Entries from a dataset of interfaces
"""

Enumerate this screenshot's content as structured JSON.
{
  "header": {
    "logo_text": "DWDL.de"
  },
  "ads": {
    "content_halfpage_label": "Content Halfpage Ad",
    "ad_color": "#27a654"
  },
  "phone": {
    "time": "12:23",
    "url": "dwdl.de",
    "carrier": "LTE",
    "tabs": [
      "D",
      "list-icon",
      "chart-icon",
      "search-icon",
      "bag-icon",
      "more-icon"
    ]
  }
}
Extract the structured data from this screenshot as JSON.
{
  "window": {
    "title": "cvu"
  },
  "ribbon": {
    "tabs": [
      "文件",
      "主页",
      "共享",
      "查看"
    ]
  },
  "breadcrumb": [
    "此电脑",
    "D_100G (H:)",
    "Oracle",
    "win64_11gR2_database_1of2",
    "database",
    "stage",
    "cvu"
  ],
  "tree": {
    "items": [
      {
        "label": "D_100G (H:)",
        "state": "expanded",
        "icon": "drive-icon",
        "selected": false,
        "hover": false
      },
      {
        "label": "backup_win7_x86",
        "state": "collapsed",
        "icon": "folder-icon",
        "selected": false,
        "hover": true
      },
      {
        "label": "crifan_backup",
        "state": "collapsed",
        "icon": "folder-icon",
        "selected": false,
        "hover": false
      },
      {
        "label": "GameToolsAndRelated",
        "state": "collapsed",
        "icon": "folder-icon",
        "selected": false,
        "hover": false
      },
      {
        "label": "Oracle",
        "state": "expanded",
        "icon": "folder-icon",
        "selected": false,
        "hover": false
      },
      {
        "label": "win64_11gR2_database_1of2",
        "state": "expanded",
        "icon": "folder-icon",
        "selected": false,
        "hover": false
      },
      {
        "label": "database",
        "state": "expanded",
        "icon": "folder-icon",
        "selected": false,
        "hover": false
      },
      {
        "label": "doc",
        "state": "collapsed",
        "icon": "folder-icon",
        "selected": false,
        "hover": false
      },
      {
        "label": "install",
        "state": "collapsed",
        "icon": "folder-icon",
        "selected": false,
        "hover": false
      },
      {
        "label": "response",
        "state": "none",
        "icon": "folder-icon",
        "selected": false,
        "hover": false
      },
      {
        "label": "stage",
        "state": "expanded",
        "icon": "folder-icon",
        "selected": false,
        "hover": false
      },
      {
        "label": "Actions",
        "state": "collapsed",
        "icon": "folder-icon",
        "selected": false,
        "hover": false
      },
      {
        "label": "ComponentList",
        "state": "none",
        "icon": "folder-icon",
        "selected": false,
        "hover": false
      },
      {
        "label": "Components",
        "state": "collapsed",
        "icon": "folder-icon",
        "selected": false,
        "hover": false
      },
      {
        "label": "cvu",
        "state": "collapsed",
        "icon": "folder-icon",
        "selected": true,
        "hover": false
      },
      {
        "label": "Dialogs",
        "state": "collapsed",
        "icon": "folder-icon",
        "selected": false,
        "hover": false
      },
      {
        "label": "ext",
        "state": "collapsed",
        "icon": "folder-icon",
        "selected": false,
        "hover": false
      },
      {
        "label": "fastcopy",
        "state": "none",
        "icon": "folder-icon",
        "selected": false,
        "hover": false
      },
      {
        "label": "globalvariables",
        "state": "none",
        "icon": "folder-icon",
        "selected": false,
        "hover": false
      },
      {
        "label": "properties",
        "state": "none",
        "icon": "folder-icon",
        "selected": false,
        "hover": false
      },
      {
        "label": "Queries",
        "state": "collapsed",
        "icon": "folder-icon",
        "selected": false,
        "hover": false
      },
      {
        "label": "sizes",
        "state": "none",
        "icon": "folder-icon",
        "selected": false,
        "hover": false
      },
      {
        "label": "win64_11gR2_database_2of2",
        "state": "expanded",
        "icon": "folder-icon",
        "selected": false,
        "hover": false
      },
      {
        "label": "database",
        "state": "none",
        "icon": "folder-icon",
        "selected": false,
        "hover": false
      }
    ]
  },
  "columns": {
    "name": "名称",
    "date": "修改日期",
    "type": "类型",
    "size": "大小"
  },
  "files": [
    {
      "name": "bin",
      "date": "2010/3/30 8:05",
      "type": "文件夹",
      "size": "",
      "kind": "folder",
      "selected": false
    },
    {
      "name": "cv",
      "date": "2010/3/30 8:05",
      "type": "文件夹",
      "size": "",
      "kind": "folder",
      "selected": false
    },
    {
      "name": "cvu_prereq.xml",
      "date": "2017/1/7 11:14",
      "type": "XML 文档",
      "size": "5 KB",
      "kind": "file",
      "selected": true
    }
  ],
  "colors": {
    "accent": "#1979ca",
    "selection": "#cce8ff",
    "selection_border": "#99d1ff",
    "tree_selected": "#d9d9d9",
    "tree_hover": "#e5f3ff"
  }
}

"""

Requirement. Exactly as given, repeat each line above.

Exercise solution.
Enumerate this screenshot's content as structured JSON.
{
  "header": {
    "logo_text": "DWDL.de"
  },
  "ads": {
    "content_halfpage_label": "Content Halfpage Ad",
    "ad_color": "#27a654"
  },
  "phone": {
    "time": "12:23",
    "url": "dwdl.de",
    "carrier": "LTE",
    "tabs": [
      "D",
      "list-icon",
      "chart-icon",
      "search-icon",
      "bag-icon",
      "more-icon"
    ]
  }
}
Extract the structured data from this screenshot as JSON.
{
  "window": {
    "title": "cvu"
  },
  "ribbon": {
    "tabs": [
      "文件",
      "主页",
      "共享",
      "查看"
    ]
  },
  "breadcrumb": [
    "此电脑",
    "D_100G (H:)",
    "Oracle",
    "win64_11gR2_database_1of2",
    "database",
    "stage",
    "cvu"
  ],
  "tree": {
    "items": [
      {
        "label": "D_100G (H:)",
        "state": "expanded",
        "icon": "drive-icon",
        "selected": false,
        "hover": false
      },
      {
        "label": "backup_win7_x86",
        "state": "collapsed",
        "icon": "folder-icon",
        "selected": false,
        "hover": true
      },
      {
        "label": "crifan_backup",
        "state": "collapsed",
        "icon": "folder-icon",
        "selected": false,
        "hover": false
      },
      {
        "label": "GameToolsAndRelated",
        "state": "collapsed",
        "icon": "folder-icon",
        "selected": false,
        "hover": false
      },
      {
        "label": "Oracle",
        "state": "expanded",
        "icon": "folder-icon",
        "selected": false,
        "hover": false
      },
      {
        "label": "win64_11gR2_database_1of2",
        "state": "expanded",
        "icon": "folder-icon",
        "selected": false,
        "hover": false
      },
      {
        "label": "database",
        "state": "expanded",
        "icon": "folder-icon",
        "selected": false,
        "hover": false
      },
      {
        "label": "doc",
        "state": "collapsed",
        "icon": "folder-icon",
        "selected": false,
        "hover": false
      },
      {
        "label": "install",
        "state": "collapsed",
        "icon": "folder-icon",
        "selected": false,
        "hover": false
      },
      {
        "label": "response",
        "state": "none",
        "icon": "folder-icon",
        "selected": false,
        "hover": false
      },
      {
        "label": "stage",
        "state": "expanded",
        "icon": "folder-icon",
        "selected": false,
        "hover": false
      },
      {
        "label": "Actions",
        "state": "collapsed",
        "icon": "folder-icon",
        "selected": false,
        "hover": false
      },
      {
        "label": "ComponentList",
        "state": "none",
        "icon": "folder-icon",
        "selected": false,
        "hover": false
      },
      {
        "label": "Components",
        "state": "collapsed",
        "icon": "folder-icon",
        "selected": false,
        "hover": false
      },
      {
        "label": "cvu",
        "state": "collapsed",
        "icon": "folder-icon",
        "selected": true,
        "hover": false
      },
      {
        "label": "Dialogs",
        "state": "collapsed",
        "icon": "folder-icon",
        "selected": false,
        "hover": false
      },
      {
        "label": "ext",
        "state": "collapsed",
        "icon": "folder-icon",
        "selected": false,
        "hover": false
      },
      {
        "label": "fastcopy",
        "state": "none",
        "icon": "folder-icon",
        "selected": false,
        "hover": false
      },
      {
        "label": "globalvariables",
        "state": "none",
        "icon": "folder-icon",
        "selected": false,
        "hover": false
      },
      {
        "label": "properties",
        "state": "none",
        "icon": "folder-icon",
        "selected": false,
        "hover": false
      },
      {
        "label": "Queries",
        "state": "collapsed",
        "icon": "folder-icon",
        "selected": false,
        "hover": false
      },
      {
        "label": "sizes",
        "state": "none",
        "icon": "folder-icon",
        "selected": false,
        "hover": false
      },
      {
        "label": "win64_11gR2_database_2of2",
        "state": "expanded",
        "icon": "folder-icon",
        "selected": false,
        "hover": false
      },
      {
        "label": "database",
        "state": "none",
        "icon": "folder-icon",
        "selected": false,
        "hover": false
      }
    ]
  },
  "columns": {
    "name": "名称",
    "date": "修改日期",
    "type": "类型",
    "size": "大小"
  },
  "files": [
    {
      "name": "bin",
      "date": "2010/3/30 8:05",
      "type": "文件夹",
      "size": "",
      "kind": "folder",
      "selected": false
    },
    {
      "name": "cv",
      "date": "2010/3/30 8:05",
      "type": "文件夹",
      "size": "",
      "kind": "folder",
      "selected": false
    },
    {
      "name": "cvu_prereq.xml",
      "date": "2017/1/7 11:14",
      "type": "XML 文档",
      "size": "5 KB",
      "kind": "file",
      "selected": true
    }
  ],
  "colors": {
    "accent": "#1979ca",
    "selection": "#cce8ff",
    "selection_border": "#99d1ff",
    "tree_selected": "#d9d9d9",
    "tree_hover": "#e5f3ff"
  }
}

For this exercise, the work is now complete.